The high-strength steelforced safety cage is extremely rigid in construction, and it was noticeable that the doors and
sills were deeper than usual — a testament to the strength of the structure around the passenger compartment. The airbag system adapts to different conditions and includes side and curtain units.
The cabin is a refreshing design of tan leather, wood accents and black trim. Comfortable leather seats (designed by a chiropractor) are designed with a whiplash protection system that is unique in the industry and reinforces the importance Volvo places on the safety of people inside the car.
The Volvo may have fewer bells and whistles than some high-end automobiles, but no creature comforts were missed on my test drive. The “Swedish Simplicity” is a refreshing take on luxury, and that theme carries over to the radio and climate controls. They’re instantly easy to understand and use, as is the small information screen in the dash that displays gas mileage, miles to an empty tank and average speed. Innovative features continue, with a button to lower the rear headrests for better rearward visability (if there are no rear passengers).
To facilitate any driver body type, the steering wheel telescopes in and out and tilts up and down; the power seats move easily and tilt for many different positions, and include adjustable lumbar support. The rear seats are quite comfortable for full-sized adults, though three abreast may be snug for long trips.
Additional options, including satellite radio and a navigation system, are available.
The 2.5-liter, five-cylinder turbocharged engine is eager and willing to travel up mountain passes or drive through thick city traffic. Response from the accelerator pedal is quick. With 208 horsepower on tap and 236 foot-pounds of torque from as low as 1,500 rpm, the engine acts like a much larger one while still providing excellent mileage and maintaining very low emissions. The five-speed automatic transmission works seamlessly and has a manual shift option.
The all-wheel-drive system employed by Volvo transmits 95 percent of the drive through the front wheels, with normal driving on straight, dry roads. Depending on the situation and traction available, up to 50 percent of the power can instantly be converted to the rear wheels. When cornering, the system can even select individual wheels to receive more or less power, to provide precise turning and maintain stability.
On a few low traction areas this was tested and, try as I might, I couldn’t get the car to spin the tires or act uncivilized, which I found very reassuring. There also is a “winter” mode for low-traction situations; with that button depressed the system tip-toes a bit more for better control on snow and ice, or even slippery mud or dirt.
The Volvo has a very solid feel while driving, with excellent cornering ability and control. The suspension is taught and firm, but not harsh over potholes or speed bumps — confidence inspiring and enjoyable on the abundant curvy mountain roads in Colorado.
Coming down those mountain passes requires a strong brake system, and the S60 does not disappoint. The brakes have a feel nearly second to none. They actually feel intuitive, as if they can tell the braking requirements in each situation.

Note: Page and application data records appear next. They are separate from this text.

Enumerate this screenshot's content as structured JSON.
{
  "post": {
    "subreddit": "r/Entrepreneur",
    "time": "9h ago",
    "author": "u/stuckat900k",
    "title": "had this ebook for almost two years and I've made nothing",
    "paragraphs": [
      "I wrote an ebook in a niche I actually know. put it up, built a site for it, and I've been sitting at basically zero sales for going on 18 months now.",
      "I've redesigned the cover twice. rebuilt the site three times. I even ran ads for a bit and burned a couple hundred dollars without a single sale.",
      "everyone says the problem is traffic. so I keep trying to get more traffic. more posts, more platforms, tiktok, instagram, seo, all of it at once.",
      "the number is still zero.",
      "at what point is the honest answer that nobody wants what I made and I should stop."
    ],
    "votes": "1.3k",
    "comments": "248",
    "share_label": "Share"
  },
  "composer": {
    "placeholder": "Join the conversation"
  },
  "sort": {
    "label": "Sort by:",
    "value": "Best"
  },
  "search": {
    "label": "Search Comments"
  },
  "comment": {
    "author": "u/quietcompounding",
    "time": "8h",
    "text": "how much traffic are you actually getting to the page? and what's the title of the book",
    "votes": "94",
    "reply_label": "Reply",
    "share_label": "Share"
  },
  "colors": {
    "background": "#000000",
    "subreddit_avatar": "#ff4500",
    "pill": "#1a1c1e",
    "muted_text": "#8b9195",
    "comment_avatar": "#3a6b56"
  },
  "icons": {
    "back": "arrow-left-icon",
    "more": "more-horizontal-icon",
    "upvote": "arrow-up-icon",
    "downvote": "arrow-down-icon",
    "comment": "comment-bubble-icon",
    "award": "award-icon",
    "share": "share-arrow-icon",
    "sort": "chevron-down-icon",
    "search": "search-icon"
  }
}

Holmes says the Emergency Brake Assist feature boosts braking power when you move your foot from the gas pedal to the brake faster than normal. This feature and the ABS work invisibly to slow the car in the shortest possible distance.
The Volvo has often been seen as an introductory luxury brand, but that seems like an outdated perspective after having spent time in the driver’s seat. These are extremely welldesigned and well-built cars, with innovative designs and features based on occupant safety.

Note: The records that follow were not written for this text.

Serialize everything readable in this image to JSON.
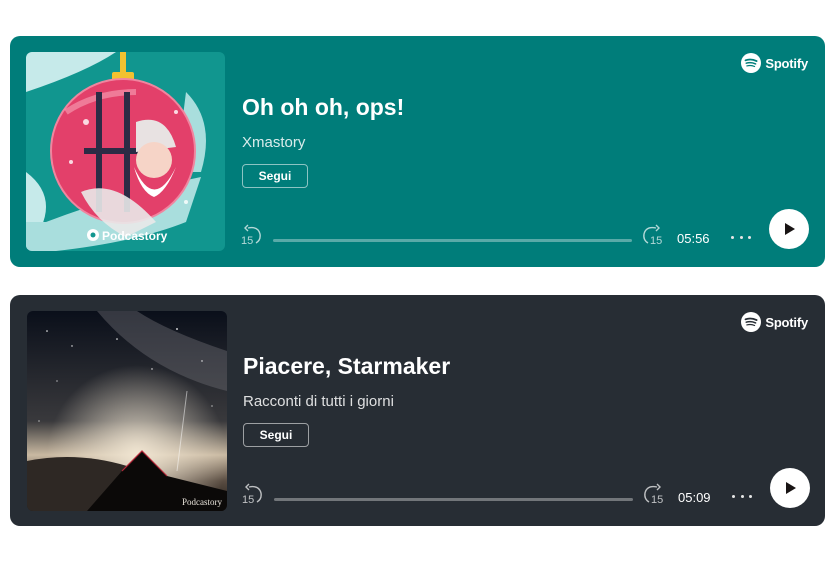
{
  "brand_color": "#1db954",
  "episodes": [
    {
      "title": "Oh oh oh, ops!",
      "show": "Xmastory",
      "follow_label": "Segui",
      "brand_label": "Spotify",
      "duration": "05:56",
      "progress_fraction": 0,
      "cover_caption": "Podcastory",
      "card_color": "#007d7a"
    },
    {
      "title": "Piacere, Starmaker",
      "show": "Racconti di tutti i giorni",
      "follow_label": "Segui",
      "brand_label": "Spotify",
      "duration": "05:09",
      "progress_fraction": 0,
      "cover_caption": "Podcastory",
      "card_color": "#272d34"
    }
  ],
  "skip_seconds": "15"
}
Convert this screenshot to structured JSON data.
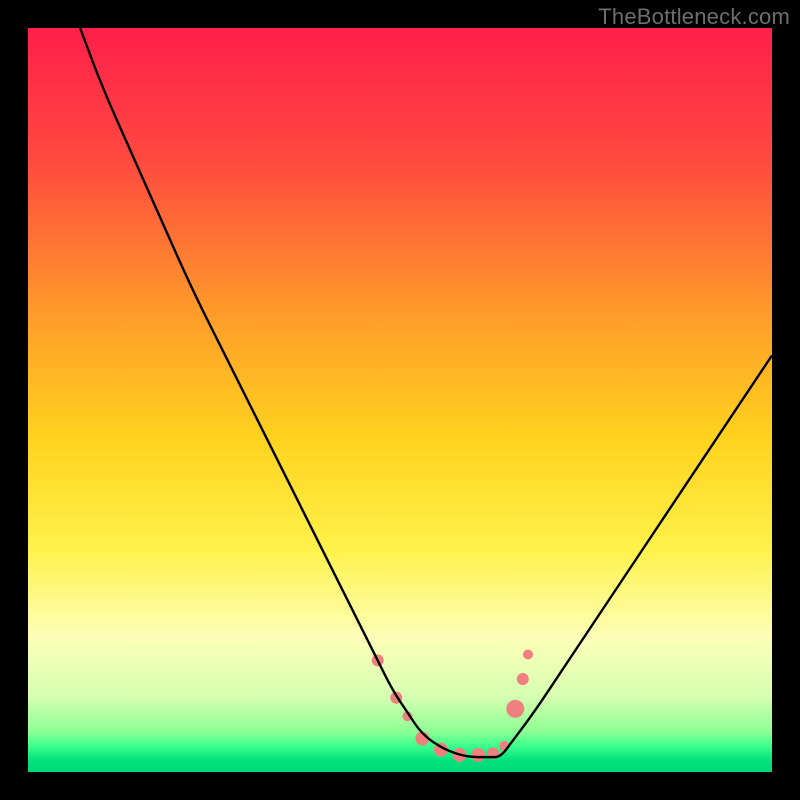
{
  "watermark": "TheBottleneck.com",
  "chart_data": {
    "type": "line",
    "title": "",
    "xlabel": "",
    "ylabel": "",
    "xlim": [
      0,
      100
    ],
    "ylim": [
      0,
      100
    ],
    "grid": false,
    "legend": false,
    "annotations": [],
    "gradient_stops": [
      {
        "offset": 0.0,
        "color": "#ff1f4b"
      },
      {
        "offset": 0.18,
        "color": "#ff4a3f"
      },
      {
        "offset": 0.38,
        "color": "#ff9a2a"
      },
      {
        "offset": 0.55,
        "color": "#ffd21e"
      },
      {
        "offset": 0.7,
        "color": "#fff24a"
      },
      {
        "offset": 0.82,
        "color": "#fdffb8"
      },
      {
        "offset": 0.9,
        "color": "#d4ffb0"
      },
      {
        "offset": 0.945,
        "color": "#8eff95"
      },
      {
        "offset": 0.965,
        "color": "#3cff8c"
      },
      {
        "offset": 0.985,
        "color": "#00e27d"
      },
      {
        "offset": 1.0,
        "color": "#00d874"
      }
    ],
    "series": [
      {
        "name": "bottleneck-curve",
        "stroke": "#000000",
        "x": [
          7,
          10,
          14,
          18,
          22,
          26,
          30,
          34,
          38,
          41,
          44,
          47,
          49,
          51,
          53,
          56,
          59,
          62,
          63.5,
          65,
          68,
          72,
          76,
          80,
          84,
          88,
          92,
          96,
          100
        ],
        "values": [
          100,
          92,
          83,
          74,
          65,
          57,
          49,
          41,
          33,
          27,
          21,
          15,
          11,
          8,
          5,
          3,
          2,
          2,
          2,
          4,
          8,
          14,
          20,
          26,
          32,
          38,
          44,
          50,
          56
        ]
      }
    ],
    "markers": {
      "name": "highlight-dots",
      "fill": "#f08080",
      "points": [
        {
          "x": 47.0,
          "y": 15.0,
          "r": 6
        },
        {
          "x": 49.5,
          "y": 10.0,
          "r": 6
        },
        {
          "x": 51.0,
          "y": 7.5,
          "r": 5
        },
        {
          "x": 53.0,
          "y": 4.5,
          "r": 7
        },
        {
          "x": 55.5,
          "y": 3.0,
          "r": 7
        },
        {
          "x": 58.0,
          "y": 2.3,
          "r": 7
        },
        {
          "x": 60.5,
          "y": 2.3,
          "r": 7
        },
        {
          "x": 62.5,
          "y": 2.5,
          "r": 6
        },
        {
          "x": 64.0,
          "y": 3.5,
          "r": 5
        },
        {
          "x": 65.5,
          "y": 8.5,
          "r": 9
        },
        {
          "x": 66.5,
          "y": 12.5,
          "r": 6
        },
        {
          "x": 67.2,
          "y": 15.8,
          "r": 5
        }
      ]
    }
  }
}
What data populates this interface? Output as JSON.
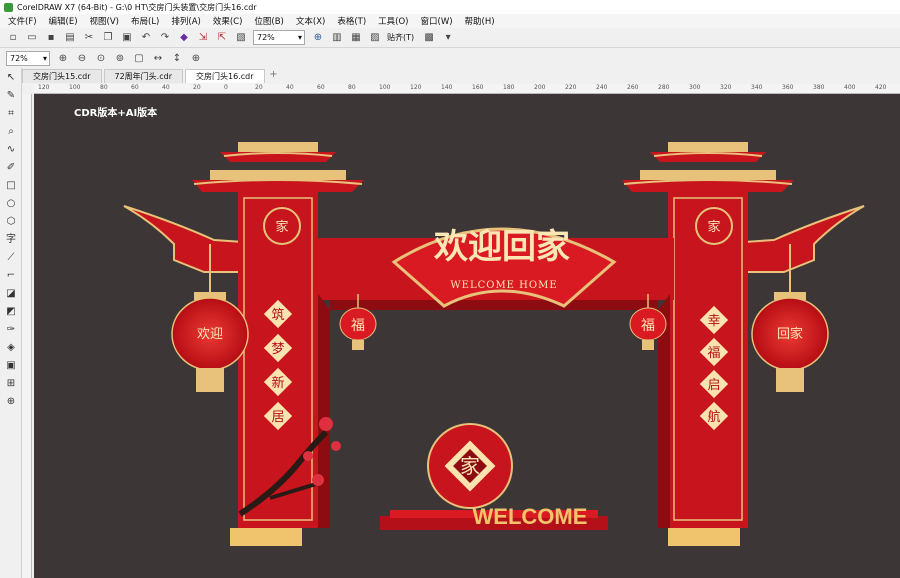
{
  "window": {
    "title": "CorelDRAW X7 (64-Bit) - G:\\0 HT\\交房门头装置\\交房门头16.cdr"
  },
  "menu": [
    "文件(F)",
    "编辑(E)",
    "视图(V)",
    "布局(L)",
    "排列(A)",
    "效果(C)",
    "位图(B)",
    "文本(X)",
    "表格(T)",
    "工具(O)",
    "窗口(W)",
    "帮助(H)"
  ],
  "toolbar": {
    "zoom": "72%",
    "snap_label": "贴齐(T)"
  },
  "property_bar": {
    "zoom": "72%"
  },
  "tabs": [
    "交房门头15.cdr",
    "72周年门头.cdr",
    "交房门头16.cdr"
  ],
  "ruler_ticks": [
    "120",
    "100",
    "80",
    "60",
    "40",
    "20",
    "0",
    "20",
    "40",
    "60",
    "80",
    "100",
    "120",
    "140",
    "160",
    "180",
    "200",
    "220",
    "240",
    "260",
    "280",
    "300",
    "320",
    "340",
    "360",
    "380",
    "400",
    "420"
  ],
  "canvas": {
    "version_label": "CDR版本+AI版本",
    "arch": {
      "title": "欢迎回家",
      "subtitle": "WELCOME HOME",
      "left_couplet": [
        "筑",
        "梦",
        "新",
        "居"
      ],
      "right_couplet": [
        "幸",
        "福",
        "启",
        "航"
      ],
      "left_lantern": "欢迎",
      "right_lantern": "回家",
      "small_lantern_text": "福",
      "medallion_text": "家",
      "center_emblem": "家",
      "welcome_text": "WELCOME"
    },
    "colors": {
      "red": "#c8141c",
      "dark_red": "#8c0c12",
      "gold": "#e8c27a",
      "background": "#3d3637"
    }
  }
}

Volvo is ecologically responsible, as well, with 85 percent of the car being recyclable. In addition, a coating on the radiator converts up to 75 percent of the ozone passing through it into pure oxygen.
I was very impressed with the amount of safety and innovation Volvo has wrapped into a stylish, enjoyable and fundrive car. Those looking to upgrade from a plain-jane sedan into something with such qualities will be impressed by the Volvo S60.